### [Exercise description]
Say the data back exactly as it is written below.

### [Source records]
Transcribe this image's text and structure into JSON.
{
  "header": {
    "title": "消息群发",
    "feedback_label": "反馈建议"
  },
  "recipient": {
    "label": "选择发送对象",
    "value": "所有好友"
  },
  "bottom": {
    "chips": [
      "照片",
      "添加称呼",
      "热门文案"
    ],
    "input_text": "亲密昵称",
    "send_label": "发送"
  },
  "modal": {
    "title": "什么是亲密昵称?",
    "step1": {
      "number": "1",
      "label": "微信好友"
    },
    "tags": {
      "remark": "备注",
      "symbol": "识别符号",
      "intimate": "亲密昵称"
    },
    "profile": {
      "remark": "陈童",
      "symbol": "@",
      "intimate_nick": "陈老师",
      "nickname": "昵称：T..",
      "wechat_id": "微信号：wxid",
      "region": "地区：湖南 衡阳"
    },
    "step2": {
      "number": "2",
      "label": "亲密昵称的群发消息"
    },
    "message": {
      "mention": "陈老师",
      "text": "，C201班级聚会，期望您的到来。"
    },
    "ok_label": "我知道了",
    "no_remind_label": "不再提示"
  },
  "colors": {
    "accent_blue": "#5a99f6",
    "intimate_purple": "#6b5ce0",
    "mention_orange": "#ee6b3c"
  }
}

### [Reply to the exercise]
Transcribe this image's text and structure into JSON.
{
  "header": {
    "title": "消息群发",
    "feedback_label": "反馈建议"
  },
  "recipient": {
    "label": "选择发送对象",
    "value": "所有好友"
  },
  "bottom": {
    "chips": [
      "照片",
      "添加称呼",
      "热门文案"
    ],
    "input_text": "亲密昵称",
    "send_label": "发送"
  },
  "modal": {
    "title": "什么是亲密昵称?",
    "step1": {
      "number": "1",
      "label": "微信好友"
    },
    "tags": {
      "remark": "备注",
      "symbol": "识别符号",
      "intimate": "亲密昵称"
    },
    "profile": {
      "remark": "陈童",
      "symbol": "@",
      "intimate_nick": "陈老师",
      "nickname": "昵称：T..",
      "wechat_id": "微信号：wxid",
      "region": "地区：湖南 衡阳"
    },
    "step2": {
      "number": "2",
      "label": "亲密昵称的群发消息"
    },
    "message": {
      "mention": "陈老师",
      "text": "，C201班级聚会，期望您的到来。"
    },
    "ok_label": "我知道了",
    "no_remind_label": "不再提示"
  },
  "colors": {
    "accent_blue": "#5a99f6",
    "intimate_purple": "#6b5ce0",
    "mention_orange": "#ee6b3c"
  }
}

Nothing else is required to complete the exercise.